[Opening THE DATA section]

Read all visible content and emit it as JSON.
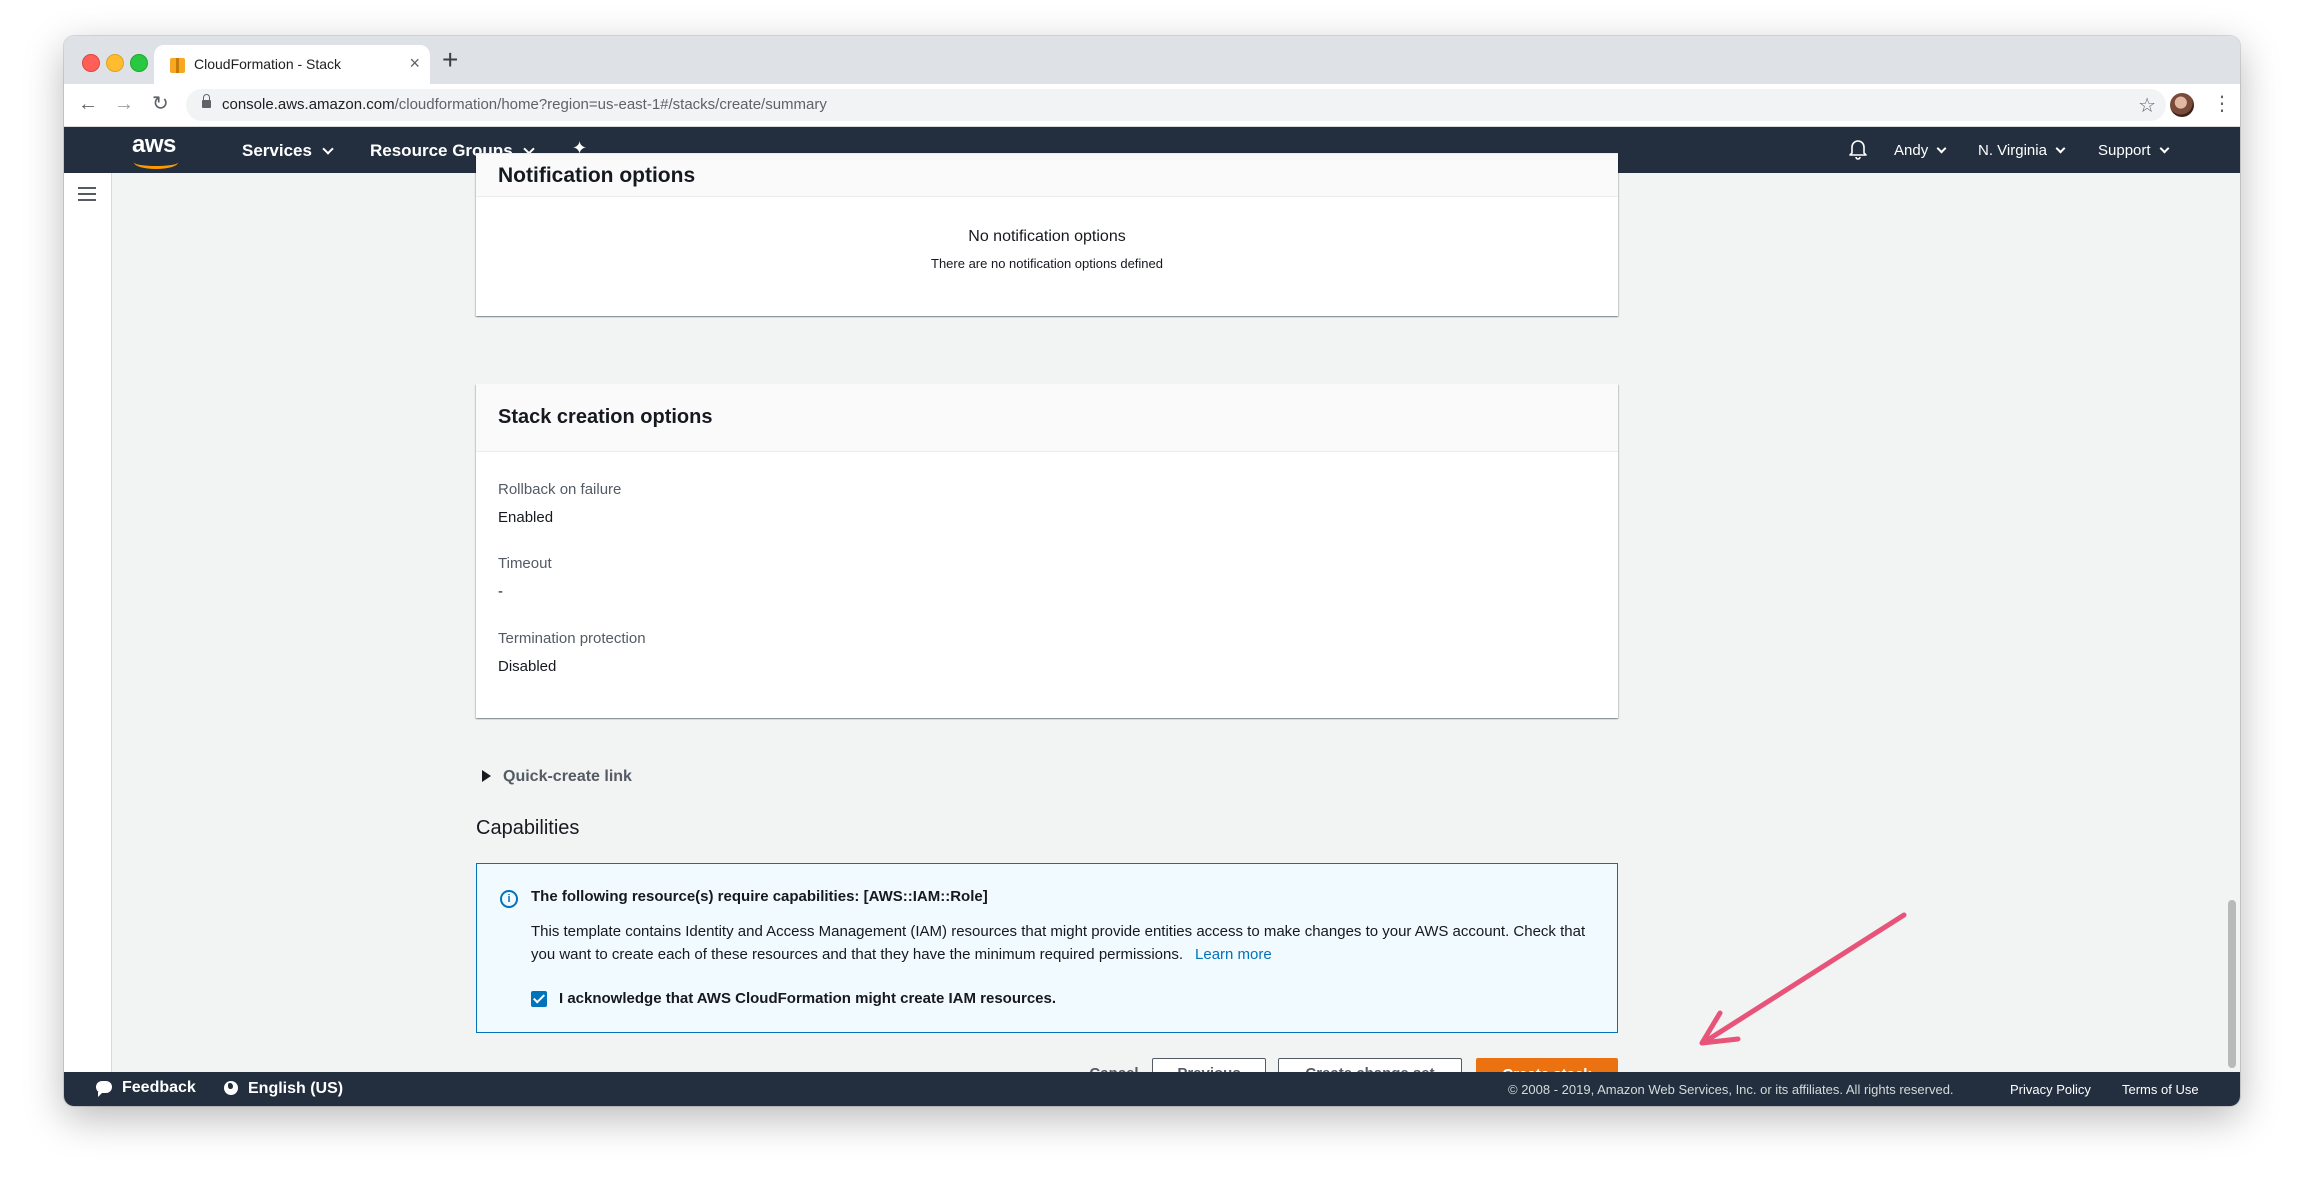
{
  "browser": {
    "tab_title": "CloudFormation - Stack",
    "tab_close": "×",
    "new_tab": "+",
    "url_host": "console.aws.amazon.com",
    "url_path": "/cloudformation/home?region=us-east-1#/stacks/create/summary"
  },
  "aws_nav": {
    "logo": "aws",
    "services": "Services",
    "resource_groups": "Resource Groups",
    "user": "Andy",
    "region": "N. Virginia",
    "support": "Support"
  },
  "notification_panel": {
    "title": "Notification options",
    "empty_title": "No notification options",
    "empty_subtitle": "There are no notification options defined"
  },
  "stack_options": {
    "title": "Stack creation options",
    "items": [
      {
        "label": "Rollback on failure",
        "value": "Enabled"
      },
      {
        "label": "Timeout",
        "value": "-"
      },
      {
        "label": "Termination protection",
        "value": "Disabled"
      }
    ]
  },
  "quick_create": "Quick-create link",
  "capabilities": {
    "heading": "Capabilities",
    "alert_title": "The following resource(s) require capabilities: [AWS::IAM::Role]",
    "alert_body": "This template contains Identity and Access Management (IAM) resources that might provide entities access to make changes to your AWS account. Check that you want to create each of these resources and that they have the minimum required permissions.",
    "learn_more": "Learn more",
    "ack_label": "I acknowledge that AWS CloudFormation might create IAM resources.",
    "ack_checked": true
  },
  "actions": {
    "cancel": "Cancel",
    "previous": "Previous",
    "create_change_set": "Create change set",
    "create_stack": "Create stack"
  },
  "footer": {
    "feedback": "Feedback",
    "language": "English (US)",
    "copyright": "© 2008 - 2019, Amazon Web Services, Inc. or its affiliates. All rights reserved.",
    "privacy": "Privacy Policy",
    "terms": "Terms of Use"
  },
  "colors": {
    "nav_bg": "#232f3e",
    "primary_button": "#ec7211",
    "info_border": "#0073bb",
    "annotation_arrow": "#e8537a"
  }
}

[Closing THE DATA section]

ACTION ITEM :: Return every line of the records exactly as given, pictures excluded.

RESULT OF THIS TASK ::
Read all visible content and emit it as JSON.
{
  "browser": {
    "tab_title": "CloudFormation - Stack",
    "tab_close": "×",
    "new_tab": "+",
    "url_host": "console.aws.amazon.com",
    "url_path": "/cloudformation/home?region=us-east-1#/stacks/create/summary"
  },
  "aws_nav": {
    "logo": "aws",
    "services": "Services",
    "resource_groups": "Resource Groups",
    "user": "Andy",
    "region": "N. Virginia",
    "support": "Support"
  },
  "notification_panel": {
    "title": "Notification options",
    "empty_title": "No notification options",
    "empty_subtitle": "There are no notification options defined"
  },
  "stack_options": {
    "title": "Stack creation options",
    "items": [
      {
        "label": "Rollback on failure",
        "value": "Enabled"
      },
      {
        "label": "Timeout",
        "value": "-"
      },
      {
        "label": "Termination protection",
        "value": "Disabled"
      }
    ]
  },
  "quick_create": "Quick-create link",
  "capabilities": {
    "heading": "Capabilities",
    "alert_title": "The following resource(s) require capabilities: [AWS::IAM::Role]",
    "alert_body": "This template contains Identity and Access Management (IAM) resources that might provide entities access to make changes to your AWS account. Check that you want to create each of these resources and that they have the minimum required permissions.",
    "learn_more": "Learn more",
    "ack_label": "I acknowledge that AWS CloudFormation might create IAM resources.",
    "ack_checked": true
  },
  "actions": {
    "cancel": "Cancel",
    "previous": "Previous",
    "create_change_set": "Create change set",
    "create_stack": "Create stack"
  },
  "footer": {
    "feedback": "Feedback",
    "language": "English (US)",
    "copyright": "© 2008 - 2019, Amazon Web Services, Inc. or its affiliates. All rights reserved.",
    "privacy": "Privacy Policy",
    "terms": "Terms of Use"
  },
  "colors": {
    "nav_bg": "#232f3e",
    "primary_button": "#ec7211",
    "info_border": "#0073bb",
    "annotation_arrow": "#e8537a"
  }
}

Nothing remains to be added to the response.